Brief: Where the records hold the string "header", show the whole line it sits on.

Records for this task:
= = = = =

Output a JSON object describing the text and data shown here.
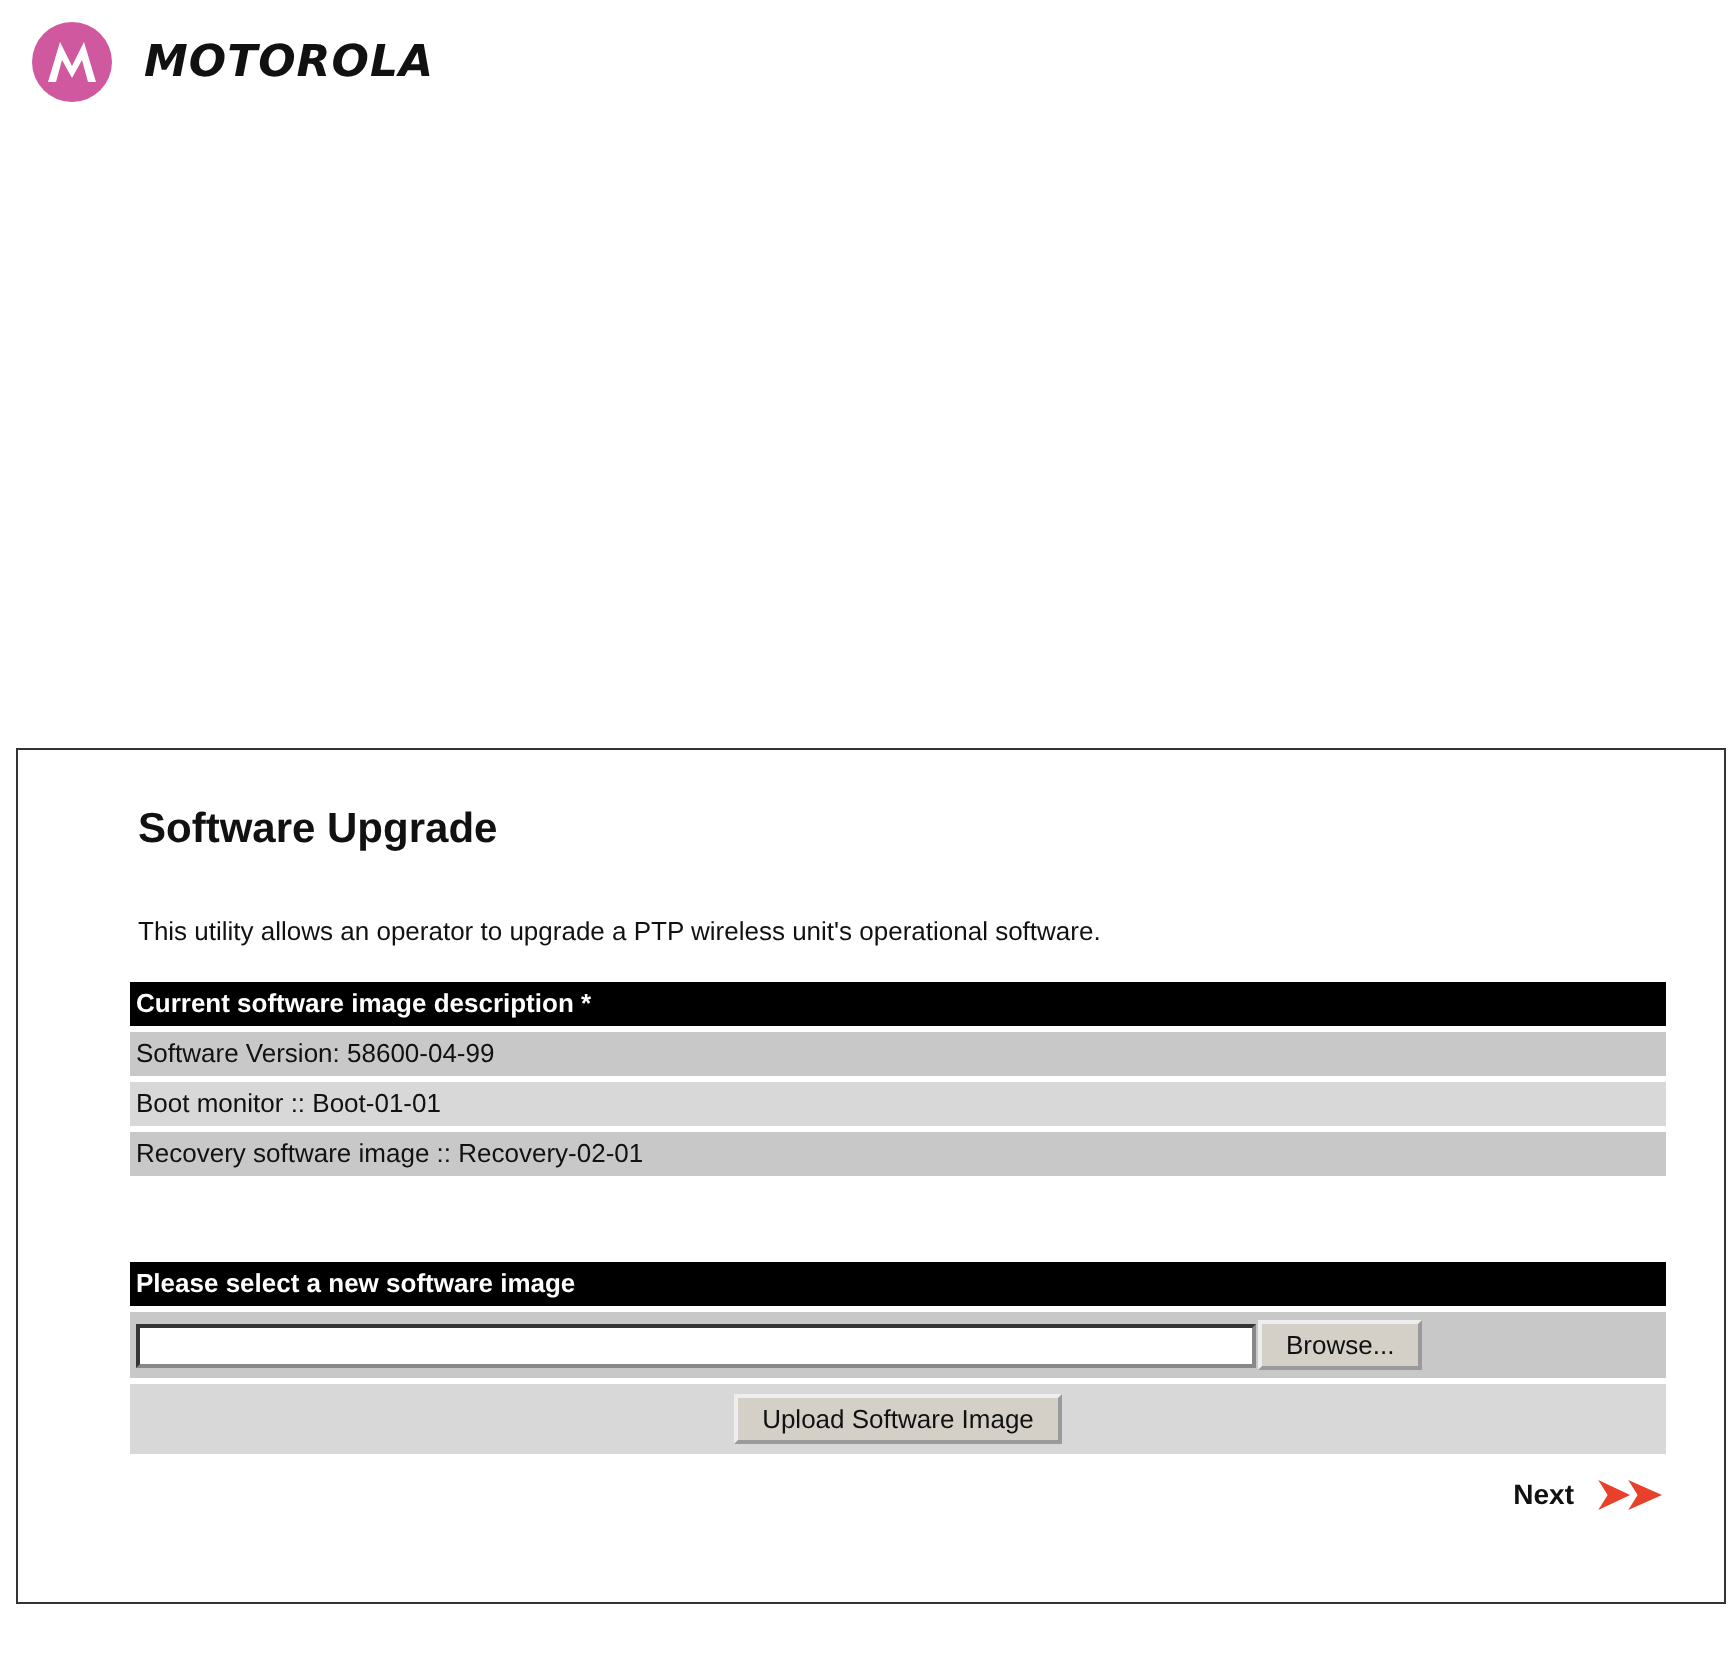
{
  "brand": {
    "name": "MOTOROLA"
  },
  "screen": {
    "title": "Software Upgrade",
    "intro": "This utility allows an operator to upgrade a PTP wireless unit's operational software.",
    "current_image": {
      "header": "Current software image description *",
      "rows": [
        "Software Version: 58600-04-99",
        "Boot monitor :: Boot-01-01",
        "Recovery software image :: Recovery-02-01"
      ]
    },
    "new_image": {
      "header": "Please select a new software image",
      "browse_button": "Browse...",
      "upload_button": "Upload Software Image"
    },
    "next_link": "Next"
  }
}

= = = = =

Task answer:
      "header": "Current software image description *",
      "header": "Please select a new software image",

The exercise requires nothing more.